Tapping into the political process

IF YOU ENJOY watching paint dry, you have a future in local politics! The battle of our local York, Pa.city-licensed plumbing contractors vs. oppressive and unwarranted fees raged on for weeks ( April, pg. 34 or see http://www.contractormag.com/articles/ column.cfm?columnid=295). We met with York's City Council to argue against the newly passed ordinances that had been snuck through without public

IF YOU ENJOY watching paint dry, you have a future in local politics! The battle of our local York, Pa.city-licensed plumbing contractors vs. oppressive and unwarranted fees raged on for weeks ( April, pg. 34 or see http://www.contractormag.com/articles/ column.cfm?columnid=295). We met with York's City Council to argue against the newly passed ordinances that had been snuck through without public scrutiny.

The process is extremely frustrating but it was something we were determined to see through to a conclusion. The system seems to be designed to be so excruciatingly difficult that anyone attempting to work through it will become-frustrated, and simply give up and go home.

The City Council, however, was dealing with people who regularly meet challenges that would make most people run in the opposite direction. Who among them has ever cleaned a longneglected grease trap or faced a basement "swimming pool" of raw sewage?

We weren't about to give up or back down.

Part of this political process gave us an opportunity to question code officials. When we asked the fire chief why only licensed plumbing contractors had been singled out for the $100 annual "torch fee," he freely admitted it was because we are the only licensed trades people and, therefore, we were the only group for which they had addresses!

We pointed out that the addresses of others who use torches in the course of their work for soldering, cutting, brazing or demolition could be found in the business sections of the phone book, or in a Chamber of Commerce or city directory. Had any of them been notified? No.

I asked for any record of a licensed plumbing contractor who had started a fire that required the fire department's response or resulted in a loss of property.
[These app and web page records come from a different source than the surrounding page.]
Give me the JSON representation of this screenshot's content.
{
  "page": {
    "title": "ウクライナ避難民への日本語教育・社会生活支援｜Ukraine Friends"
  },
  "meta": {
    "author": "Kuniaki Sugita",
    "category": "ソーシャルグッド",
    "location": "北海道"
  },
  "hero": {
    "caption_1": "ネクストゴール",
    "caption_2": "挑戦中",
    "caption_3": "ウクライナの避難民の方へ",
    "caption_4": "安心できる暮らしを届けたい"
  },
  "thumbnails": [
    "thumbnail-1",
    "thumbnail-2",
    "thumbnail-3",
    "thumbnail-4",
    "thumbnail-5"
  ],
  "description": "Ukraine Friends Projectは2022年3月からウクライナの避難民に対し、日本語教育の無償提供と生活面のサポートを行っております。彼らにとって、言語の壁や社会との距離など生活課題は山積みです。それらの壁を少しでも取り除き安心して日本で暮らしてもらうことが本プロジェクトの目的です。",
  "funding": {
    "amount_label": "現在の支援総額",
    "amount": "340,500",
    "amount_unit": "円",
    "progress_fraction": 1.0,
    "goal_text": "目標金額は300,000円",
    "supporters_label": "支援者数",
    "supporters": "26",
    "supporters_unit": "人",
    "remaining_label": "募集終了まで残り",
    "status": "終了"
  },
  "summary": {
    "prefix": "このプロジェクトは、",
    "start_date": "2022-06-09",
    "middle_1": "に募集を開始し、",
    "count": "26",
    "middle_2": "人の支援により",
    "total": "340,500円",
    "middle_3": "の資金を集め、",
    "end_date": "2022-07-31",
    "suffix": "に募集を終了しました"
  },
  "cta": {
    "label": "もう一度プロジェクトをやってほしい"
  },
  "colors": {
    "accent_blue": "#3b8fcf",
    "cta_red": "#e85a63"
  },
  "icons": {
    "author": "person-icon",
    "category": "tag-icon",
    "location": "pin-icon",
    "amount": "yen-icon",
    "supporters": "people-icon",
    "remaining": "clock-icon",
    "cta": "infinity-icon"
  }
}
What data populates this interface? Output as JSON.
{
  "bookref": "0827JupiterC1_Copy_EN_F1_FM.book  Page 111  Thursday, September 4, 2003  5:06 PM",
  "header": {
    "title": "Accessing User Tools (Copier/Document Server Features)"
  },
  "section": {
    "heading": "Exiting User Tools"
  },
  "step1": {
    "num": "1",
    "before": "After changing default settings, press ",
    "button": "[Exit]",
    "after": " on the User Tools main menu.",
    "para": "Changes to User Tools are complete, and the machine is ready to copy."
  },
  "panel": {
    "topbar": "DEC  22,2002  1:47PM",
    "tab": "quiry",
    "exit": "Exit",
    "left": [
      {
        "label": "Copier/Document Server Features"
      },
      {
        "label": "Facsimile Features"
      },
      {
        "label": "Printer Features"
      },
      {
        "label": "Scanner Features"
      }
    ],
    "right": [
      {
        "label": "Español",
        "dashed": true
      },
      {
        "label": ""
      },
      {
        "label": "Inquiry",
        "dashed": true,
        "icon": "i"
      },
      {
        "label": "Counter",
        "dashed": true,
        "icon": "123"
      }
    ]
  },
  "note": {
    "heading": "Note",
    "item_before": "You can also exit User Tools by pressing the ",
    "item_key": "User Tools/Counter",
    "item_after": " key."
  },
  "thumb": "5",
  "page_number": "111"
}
He admitted there was no record implicating any licensed plumbers.

A number of citizens arose to express their outrage at these new fees.

Was he aware that painters burning off old paint had started three fires requiring his department's response the previous year? Yes, he was! Did he know that burning off lead-based paint violated federal regulations? Yes. Why, then, were we being singled out? No answer.

Turning next to the code enforcement officer, we asked about the $ 50 fee to witness our testing of backflow preventers. Was he aware that we are licensed by both the New England Water Works Association and The York Water Co., and that any of us who are licensed to test backflow preventers had taken a three-day course and had been tested to verify our competence? No.

Was he aware that The York Water Co. was not going to comply with his demand that it turn over its records of who has testable backflow prevention devices within city limits and that it already oversees enforcement and testing? No. Did he have anyone on staff trained to oversee the administration of a backflow prevention program or licensed to perform this work? No.

Next up were the new plumbing license, permit and inspection fees. We pointed out that a standard three-fixture bathroom installation or remodel would see an increase from $42 to a minimum of $120 (three fixtures at $20 each plus two inspection visits at $30 minimum each) and that this fee was now open-ended, creating a situation rife with potential abuse as had been seen in Philadelphia.

A number of citizens arose to express their outrage at these new fees, indicating they'd be more inclined to hire unlicensed handymen who were willing to do the work — without permits or inspections — in spite of their knowing the work would be less professional. A landlord was present who owns a number of properties and he, too, stated he would no longer use licensed plumbing professionals in order to avoid such fees.

We then pointed out that more than a few unlicensed persons had been caught working without either a Master Plumber's license or a plumbing permit, yet not a single one had been fined or prosecuted! (July 2002, pg. 16 or see http://www.contractormag.com/ articles/column.cfm?columnid=124). None — not a single one — not this year or any other year, either. Why not?

We pointed out that although we were upset about having to pay these increased fees for permits and inspections, we were really ticked off that there was no enforcement against those who blatantly work outside the rules while our license fees were being doubled.

As with anything political, we didn't get everything we asked for. The City Council recognized the fact that we plumbing contractors are the only licensed trade within city limits and, as such, added this language to the $100 torch fee: * Exception: Any construction tradesman holding a valid license issued by the City of York shall be exempt from these permit fees. The $50 grease trap inspection fee was dropped as was the $50 oversight fee for backflow preventer tests. Our doubled license, permit and inspection fees remained intact.

We worked within the political process, obtained some measure of success and presented ourselves as the business professionals we are.

Dave Yates owns F.W. Behler, a contracting company in York, Pa. He can be reached by phone at 717/843-4920 or by e-mail at [email protected].

All Dave Yates material on this website is protected by Copyright 2008. Any reuse of this material (print or electronic) must first have the expressed written permission of Dave Yates. Please contact via email at: [email protected]

More plumbing articles by David Yates

TAGS: Plumbing